Take the listing and give it again exactly, from its first line to its last line.

-------- Input material

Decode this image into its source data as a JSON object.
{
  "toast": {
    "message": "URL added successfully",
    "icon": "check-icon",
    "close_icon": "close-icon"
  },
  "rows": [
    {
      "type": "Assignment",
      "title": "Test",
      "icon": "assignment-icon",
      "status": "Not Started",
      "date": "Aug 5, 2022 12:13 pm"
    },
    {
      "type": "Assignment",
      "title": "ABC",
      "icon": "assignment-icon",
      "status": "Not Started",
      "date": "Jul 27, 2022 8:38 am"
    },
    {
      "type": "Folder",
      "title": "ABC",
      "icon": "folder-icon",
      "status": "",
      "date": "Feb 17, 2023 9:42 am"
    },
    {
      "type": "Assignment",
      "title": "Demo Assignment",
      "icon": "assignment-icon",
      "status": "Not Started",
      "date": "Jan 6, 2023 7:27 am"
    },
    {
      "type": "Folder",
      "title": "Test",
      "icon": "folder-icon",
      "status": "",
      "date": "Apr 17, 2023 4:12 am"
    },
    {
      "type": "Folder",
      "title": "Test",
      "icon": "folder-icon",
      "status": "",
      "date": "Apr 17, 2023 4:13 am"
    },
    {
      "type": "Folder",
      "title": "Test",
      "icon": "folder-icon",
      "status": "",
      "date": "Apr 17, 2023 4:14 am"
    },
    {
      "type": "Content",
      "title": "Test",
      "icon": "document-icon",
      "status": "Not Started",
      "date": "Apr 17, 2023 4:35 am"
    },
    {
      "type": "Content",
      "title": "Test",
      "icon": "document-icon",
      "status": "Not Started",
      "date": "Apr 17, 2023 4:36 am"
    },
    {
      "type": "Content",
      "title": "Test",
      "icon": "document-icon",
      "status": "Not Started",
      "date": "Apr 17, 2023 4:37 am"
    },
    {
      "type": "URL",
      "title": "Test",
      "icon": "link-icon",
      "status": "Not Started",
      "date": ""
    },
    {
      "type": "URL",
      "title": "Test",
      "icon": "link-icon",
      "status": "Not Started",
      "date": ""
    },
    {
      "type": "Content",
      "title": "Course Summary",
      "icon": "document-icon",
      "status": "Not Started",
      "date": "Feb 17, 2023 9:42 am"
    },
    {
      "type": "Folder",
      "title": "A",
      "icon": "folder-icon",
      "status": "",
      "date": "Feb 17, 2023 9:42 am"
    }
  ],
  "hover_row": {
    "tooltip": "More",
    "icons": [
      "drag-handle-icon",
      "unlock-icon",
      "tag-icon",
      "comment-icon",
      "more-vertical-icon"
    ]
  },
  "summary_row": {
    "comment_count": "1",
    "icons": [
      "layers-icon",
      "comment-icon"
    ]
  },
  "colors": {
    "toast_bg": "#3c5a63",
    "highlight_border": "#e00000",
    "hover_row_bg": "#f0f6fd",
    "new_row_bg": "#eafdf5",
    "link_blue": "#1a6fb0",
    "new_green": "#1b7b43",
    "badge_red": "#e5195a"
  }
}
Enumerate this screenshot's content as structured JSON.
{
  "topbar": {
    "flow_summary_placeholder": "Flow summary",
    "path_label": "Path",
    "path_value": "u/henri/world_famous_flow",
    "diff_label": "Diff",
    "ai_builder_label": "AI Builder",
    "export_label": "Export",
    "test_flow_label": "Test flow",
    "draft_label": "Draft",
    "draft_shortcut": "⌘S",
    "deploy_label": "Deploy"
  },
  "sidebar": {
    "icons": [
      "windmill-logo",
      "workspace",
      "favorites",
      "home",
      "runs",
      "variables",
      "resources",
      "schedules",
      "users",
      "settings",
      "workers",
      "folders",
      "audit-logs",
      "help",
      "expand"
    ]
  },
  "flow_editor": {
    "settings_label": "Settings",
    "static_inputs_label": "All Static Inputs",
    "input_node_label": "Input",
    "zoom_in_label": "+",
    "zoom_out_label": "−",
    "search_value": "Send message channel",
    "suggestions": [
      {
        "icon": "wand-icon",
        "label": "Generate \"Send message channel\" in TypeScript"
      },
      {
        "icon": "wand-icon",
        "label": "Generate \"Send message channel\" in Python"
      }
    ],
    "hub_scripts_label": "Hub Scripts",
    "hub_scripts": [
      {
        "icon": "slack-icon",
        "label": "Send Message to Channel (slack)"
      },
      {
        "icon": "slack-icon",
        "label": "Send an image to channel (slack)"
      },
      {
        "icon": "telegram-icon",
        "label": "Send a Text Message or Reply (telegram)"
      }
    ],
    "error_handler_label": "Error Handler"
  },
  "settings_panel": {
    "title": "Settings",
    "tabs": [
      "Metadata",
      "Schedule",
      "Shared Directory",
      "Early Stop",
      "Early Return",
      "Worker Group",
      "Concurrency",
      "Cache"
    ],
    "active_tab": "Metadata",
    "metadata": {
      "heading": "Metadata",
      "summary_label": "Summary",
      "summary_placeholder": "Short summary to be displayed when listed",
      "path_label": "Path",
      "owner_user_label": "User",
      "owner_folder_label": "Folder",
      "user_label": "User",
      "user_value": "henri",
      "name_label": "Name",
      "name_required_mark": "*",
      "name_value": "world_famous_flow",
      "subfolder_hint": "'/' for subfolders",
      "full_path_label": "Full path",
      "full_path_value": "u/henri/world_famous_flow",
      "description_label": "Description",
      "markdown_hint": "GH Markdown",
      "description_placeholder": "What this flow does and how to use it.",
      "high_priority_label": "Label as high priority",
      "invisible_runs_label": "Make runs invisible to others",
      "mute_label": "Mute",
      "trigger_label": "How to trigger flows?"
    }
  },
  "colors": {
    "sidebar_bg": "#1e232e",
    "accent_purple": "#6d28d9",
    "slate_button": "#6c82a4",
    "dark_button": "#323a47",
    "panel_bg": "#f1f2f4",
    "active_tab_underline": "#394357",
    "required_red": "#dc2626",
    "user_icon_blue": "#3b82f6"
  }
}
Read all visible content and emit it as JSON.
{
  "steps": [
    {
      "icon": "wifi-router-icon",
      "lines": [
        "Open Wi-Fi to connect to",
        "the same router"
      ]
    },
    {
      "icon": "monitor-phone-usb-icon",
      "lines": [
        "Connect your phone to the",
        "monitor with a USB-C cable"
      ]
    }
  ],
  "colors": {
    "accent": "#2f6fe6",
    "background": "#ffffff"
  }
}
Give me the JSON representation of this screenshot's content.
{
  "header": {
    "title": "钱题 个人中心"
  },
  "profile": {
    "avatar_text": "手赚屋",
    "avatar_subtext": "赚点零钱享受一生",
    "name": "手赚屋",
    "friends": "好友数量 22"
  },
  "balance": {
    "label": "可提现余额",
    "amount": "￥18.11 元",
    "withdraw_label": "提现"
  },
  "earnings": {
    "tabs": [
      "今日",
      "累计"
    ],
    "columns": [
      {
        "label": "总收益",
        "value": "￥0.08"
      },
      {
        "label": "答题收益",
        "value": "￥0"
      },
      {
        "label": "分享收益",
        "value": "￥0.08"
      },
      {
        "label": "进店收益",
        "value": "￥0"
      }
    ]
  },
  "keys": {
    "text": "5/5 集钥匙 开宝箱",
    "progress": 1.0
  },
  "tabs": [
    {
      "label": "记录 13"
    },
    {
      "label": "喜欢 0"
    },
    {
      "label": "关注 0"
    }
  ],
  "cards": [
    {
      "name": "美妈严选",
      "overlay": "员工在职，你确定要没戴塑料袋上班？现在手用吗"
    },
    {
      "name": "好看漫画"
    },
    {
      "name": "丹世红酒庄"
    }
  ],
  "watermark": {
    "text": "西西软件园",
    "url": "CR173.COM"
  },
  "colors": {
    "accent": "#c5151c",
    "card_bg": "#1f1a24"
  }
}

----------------

▶ _Completed task_
Decode this image into its source data as a JSON object.
{
  "toast": {
    "message": "URL added successfully",
    "icon": "check-icon",
    "close_icon": "close-icon"
  },
  "rows": [
    {
      "type": "Assignment",
      "title": "Test",
      "icon": "assignment-icon",
      "status": "Not Started",
      "date": "Aug 5, 2022 12:13 pm"
    },
    {
      "type": "Assignment",
      "title": "ABC",
      "icon": "assignment-icon",
      "status": "Not Started",
      "date": "Jul 27, 2022 8:38 am"
    },
    {
      "type": "Folder",
      "title": "ABC",
      "icon": "folder-icon",
      "status": "",
      "date": "Feb 17, 2023 9:42 am"
    },
    {
      "type": "Assignment",
      "title": "Demo Assignment",
      "icon": "assignment-icon",
      "status": "Not Started",
      "date": "Jan 6, 2023 7:27 am"
    },
    {
      "type": "Folder",
      "title": "Test",
      "icon": "folder-icon",
      "status": "",
      "date": "Apr 17, 2023 4:12 am"
    },
    {
      "type": "Folder",
      "title": "Test",
      "icon": "folder-icon",
      "status": "",
      "date": "Apr 17, 2023 4:13 am"
    },
    {
      "type": "Folder",
      "title": "Test",
      "icon": "folder-icon",
      "status": "",
      "date": "Apr 17, 2023 4:14 am"
    },
    {
      "type": "Content",
      "title": "Test",
      "icon": "document-icon",
      "status": "Not Started",
      "date": "Apr 17, 2023 4:35 am"
    },
    {
      "type": "Content",
      "title": "Test",
      "icon": "document-icon",
      "status": "Not Started",
      "date": "Apr 17, 2023 4:36 am"
    },
    {
      "type": "Content",
      "title": "Test",
      "icon": "document-icon",
      "status": "Not Started",
      "date": "Apr 17, 2023 4:37 am"
    },
    {
      "type": "URL",
      "title": "Test",
      "icon": "link-icon",
      "status": "Not Started",
      "date": ""
    },
    {
      "type": "URL",
      "title": "Test",
      "icon": "link-icon",
      "status": "Not Started",
      "date": ""
    },
    {
      "type": "Content",
      "title": "Course Summary",
      "icon": "document-icon",
      "status": "Not Started",
      "date": "Feb 17, 2023 9:42 am"
    },
    {
      "type": "Folder",
      "title": "A",
      "icon": "folder-icon",
      "status": "",
      "date": "Feb 17, 2023 9:42 am"
    }
  ],
  "hover_row": {
    "tooltip": "More",
    "icons": [
      "drag-handle-icon",
      "unlock-icon",
      "tag-icon",
      "comment-icon",
      "more-vertical-icon"
    ]
  },
  "summary_row": {
    "comment_count": "1",
    "icons": [
      "layers-icon",
      "comment-icon"
    ]
  },
  "colors": {
    "toast_bg": "#3c5a63",
    "highlight_border": "#e00000",
    "hover_row_bg": "#f0f6fd",
    "new_row_bg": "#eafdf5",
    "link_blue": "#1a6fb0",
    "new_green": "#1b7b43",
    "badge_red": "#e5195a"
  }
}
Enumerate this screenshot's content as structured JSON.
{
  "topbar": {
    "flow_summary_placeholder": "Flow summary",
    "path_label": "Path",
    "path_value": "u/henri/world_famous_flow",
    "diff_label": "Diff",
    "ai_builder_label": "AI Builder",
    "export_label": "Export",
    "test_flow_label": "Test flow",
    "draft_label": "Draft",
    "draft_shortcut": "⌘S",
    "deploy_label": "Deploy"
  },
  "sidebar": {
    "icons": [
      "windmill-logo",
      "workspace",
      "favorites",
      "home",
      "runs",
      "variables",
      "resources",
      "schedules",
      "users",
      "settings",
      "workers",
      "folders",
      "audit-logs",
      "help",
      "expand"
    ]
  },
  "flow_editor": {
    "settings_label": "Settings",
    "static_inputs_label": "All Static Inputs",
    "input_node_label": "Input",
    "zoom_in_label": "+",
    "zoom_out_label": "−",
    "search_value": "Send message channel",
    "suggestions": [
      {
        "icon": "wand-icon",
        "label": "Generate \"Send message channel\" in TypeScript"
      },
      {
        "icon": "wand-icon",
        "label": "Generate \"Send message channel\" in Python"
      }
    ],
    "hub_scripts_label": "Hub Scripts",
    "hub_scripts": [
      {
        "icon": "slack-icon",
        "label": "Send Message to Channel (slack)"
      },
      {
        "icon": "slack-icon",
        "label": "Send an image to channel (slack)"
      },
      {
        "icon": "telegram-icon",
        "label": "Send a Text Message or Reply (telegram)"
      }
    ],
    "error_handler_label": "Error Handler"
  },
  "settings_panel": {
    "title": "Settings",
    "tabs": [
      "Metadata",
      "Schedule",
      "Shared Directory",
      "Early Stop",
      "Early Return",
      "Worker Group",
      "Concurrency",
      "Cache"
    ],
    "active_tab": "Metadata",
    "metadata": {
      "heading": "Metadata",
      "summary_label": "Summary",
      "summary_placeholder": "Short summary to be displayed when listed",
      "path_label": "Path",
      "owner_user_label": "User",
      "owner_folder_label": "Folder",
      "user_label": "User",
      "user_value": "henri",
      "name_label": "Name",
      "name_required_mark": "*",
      "name_value": "world_famous_flow",
      "subfolder_hint": "'/' for subfolders",
      "full_path_label": "Full path",
      "full_path_value": "u/henri/world_famous_flow",
      "description_label": "Description",
      "markdown_hint": "GH Markdown",
      "description_placeholder": "What this flow does and how to use it.",
      "high_priority_label": "Label as high priority",
      "invisible_runs_label": "Make runs invisible to others",
      "mute_label": "Mute",
      "trigger_label": "How to trigger flows?"
    }
  },
  "colors": {
    "sidebar_bg": "#1e232e",
    "accent_purple": "#6d28d9",
    "slate_button": "#6c82a4",
    "dark_button": "#323a47",
    "panel_bg": "#f1f2f4",
    "active_tab_underline": "#394357",
    "required_red": "#dc2626",
    "user_icon_blue": "#3b82f6"
  }
}
Read all visible content and emit it as JSON.
{
  "steps": [
    {
      "icon": "wifi-router-icon",
      "lines": [
        "Open Wi-Fi to connect to",
        "the same router"
      ]
    },
    {
      "icon": "monitor-phone-usb-icon",
      "lines": [
        "Connect your phone to the",
        "monitor with a USB-C cable"
      ]
    }
  ],
  "colors": {
    "accent": "#2f6fe6",
    "background": "#ffffff"
  }
}
Give me the JSON representation of this screenshot's content.
{
  "header": {
    "title": "钱题 个人中心"
  },
  "profile": {
    "avatar_text": "手赚屋",
    "avatar_subtext": "赚点零钱享受一生",
    "name": "手赚屋",
    "friends": "好友数量 22"
  },
  "balance": {
    "label": "可提现余额",
    "amount": "￥18.11 元",
    "withdraw_label": "提现"
  },
  "earnings": {
    "tabs": [
      "今日",
      "累计"
    ],
    "columns": [
      {
        "label": "总收益",
        "value": "￥0.08"
      },
      {
        "label": "答题收益",
        "value": "￥0"
      },
      {
        "label": "分享收益",
        "value": "￥0.08"
      },
      {
        "label": "进店收益",
        "value": "￥0"
      }
    ]
  },
  "keys": {
    "text": "5/5 集钥匙 开宝箱",
    "progress": 1.0
  },
  "tabs": [
    {
      "label": "记录 13"
    },
    {
      "label": "喜欢 0"
    },
    {
      "label": "关注 0"
    }
  ],
  "cards": [
    {
      "name": "美妈严选",
      "overlay": "员工在职，你确定要没戴塑料袋上班？现在手用吗"
    },
    {
      "name": "好看漫画"
    },
    {
      "name": "丹世红酒庄"
    }
  ],
  "watermark": {
    "text": "西西软件园",
    "url": "CR173.COM"
  },
  "colors": {
    "accent": "#c5151c",
    "card_bg": "#1f1a24"
  }
}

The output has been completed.